Weeks after Prince Philip was involved in a car accident near Sandringham, it’s been revealed that the duke won’t face charges. Authorities in Britain have announced it would “not be in the public interest to prosecute,” especially after the 97-year-old agreed to surrender his license. The accident happened when his Land Rover collided with a Kia driven by a 28-year-old woman, with a nine-month-old in her backseat.
Chris Long, Chief Crown Prosecutor for CPS East of England, revealed Thursday (Feb. 14), “The CPS has carefully reviewed material submitted by the police in relation to a traffic collision on the A149 on 17 January this year.”
“We took into account all of the circumstances in this case, including the level of culpability, the age of the driver and the surrender of the driving license. We have decided that it would not be in the public interest to prosecute.” Long continued, “All those involved in the collision have been informed and provided with a full explanation in writing.”
After the crash, which left the 28-year-old woman with scrapes to her knees, the Duke of Edinburgh offered his apologies to those involved, and said he was deeply sorry for any pain he caused.

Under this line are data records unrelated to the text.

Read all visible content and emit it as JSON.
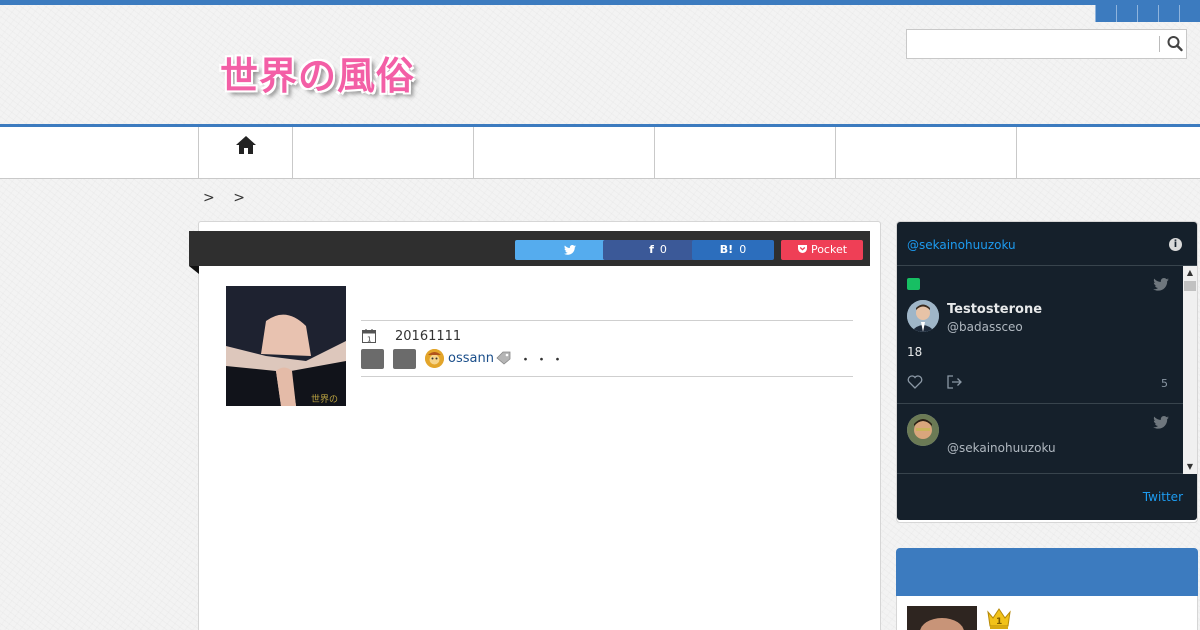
{
  "header": {
    "logo_text": "世界の風俗",
    "top_icons": [
      "twitter-icon",
      "facebook-icon",
      "rss-icon",
      "mail-icon"
    ],
    "search": {
      "value": "",
      "placeholder": ""
    }
  },
  "nav": {
    "home_icon": "home-icon",
    "items": [
      "",
      "",
      "",
      "",
      ""
    ]
  },
  "breadcrumb": {
    "separators": [
      ">",
      ">"
    ]
  },
  "article": {
    "share": {
      "twitter_count": "",
      "facebook_count": "0",
      "hatena_label": "B!",
      "hatena_count": "0",
      "pocket_label": "Pocket"
    },
    "date": "20161111",
    "author": "ossann",
    "more": "・・・"
  },
  "twitter_widget": {
    "handle": "@sekainohuuzoku",
    "tweets": [
      {
        "name": "Testosterone",
        "user": "@badassceo",
        "text": "18",
        "count": "5"
      },
      {
        "name": "",
        "user": "@sekainohuuzoku"
      }
    ],
    "footer_link": "Twitter"
  },
  "colors": {
    "accent": "#3c7bbf",
    "twitter_bg": "#15202b",
    "twitter_link": "#1d9bf0",
    "pocket": "#ef3f56",
    "facebook": "#3b5998",
    "logo_pink": "#f35fa6"
  }
}
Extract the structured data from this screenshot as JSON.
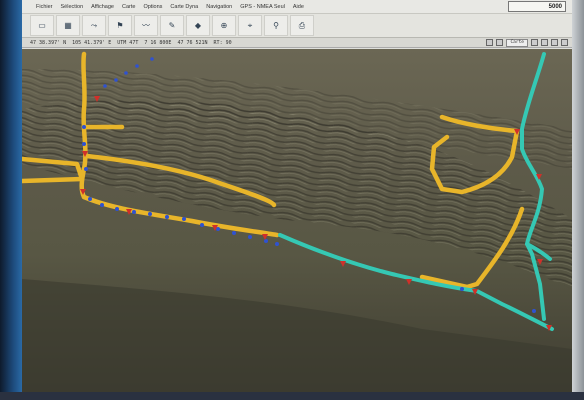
{
  "menu": {
    "items": [
      "Fichier",
      "Sélection",
      "Affichage",
      "Carte",
      "Options",
      "Carte Dyna",
      "Navigation",
      "GPS - NMEA Seul",
      "Aide"
    ]
  },
  "scale": "5000",
  "toolbar": {
    "tools": [
      {
        "icon": "open-map-icon",
        "glyph": "▭",
        "label": ""
      },
      {
        "icon": "layers-icon",
        "glyph": "▦",
        "label": ""
      },
      {
        "icon": "route-icon",
        "glyph": "⤳",
        "label": ""
      },
      {
        "icon": "waypoint-icon",
        "glyph": "⚑",
        "label": ""
      },
      {
        "icon": "track-icon",
        "glyph": "〰",
        "label": ""
      },
      {
        "icon": "pencil-icon",
        "glyph": "✎",
        "label": ""
      },
      {
        "icon": "marker-icon",
        "glyph": "◆",
        "label": ""
      },
      {
        "icon": "center-icon",
        "glyph": "⊕",
        "label": ""
      },
      {
        "icon": "gps-icon",
        "glyph": "⌖",
        "label": ""
      },
      {
        "icon": "zoom-icon",
        "glyph": "⚲",
        "label": ""
      },
      {
        "icon": "print-icon",
        "glyph": "⎙",
        "label": ""
      }
    ]
  },
  "status": {
    "lat": "47 38.397' N",
    "lon": "105 41.379' E",
    "proj": "UTM 47T",
    "east": "7 16 800E",
    "north": "47 76 521N",
    "mode": "RT: 90",
    "tab_label": "Carte"
  },
  "map": {
    "colors": {
      "yellow_route": "#e8b52a",
      "cyan_track": "#35c8b4",
      "blue_points": "#2f52d0",
      "red_waypoints": "#d0302a"
    }
  }
}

According to the Sunday Mirror, the letter he sent the young woman involved, said: "I would like you to know how very sorry I am for my part in the accident at the Babingley cross-roads... The sun was shining low over the main road. In normal conditions I would have no difficulty in seeing traffic coming from the Dersingham direction, but I can only imagine that I failed to see the car coming, and I am very contrite about the consequences. I was somewhat shaken after the accident, but I was greatly relieved that none of you were seriously injured."
He continued: "As a crowd was beginning to gather, I was advised to return to Sandringham House by a local police officer. I have since learned that you suffered a broken arm. I am deeply sorry about this injury. I wish you a speedy recovery from a very distressing experience," before signing the letter as 'Philip'.
Speaking about her reaction to the letter, Emma said: "I thought it was really nice that he signed off as 'Philip' and not the formal title. I was pleasantly surprised because of the personalised nature." Emma had already received a voicemail from one of the Queen's lady-in-waitings, who wished her a speedy recovery on behalf of the royal, saying: "Her Majesty is very eager to know how you are and hope that everything is going as well as can be expected."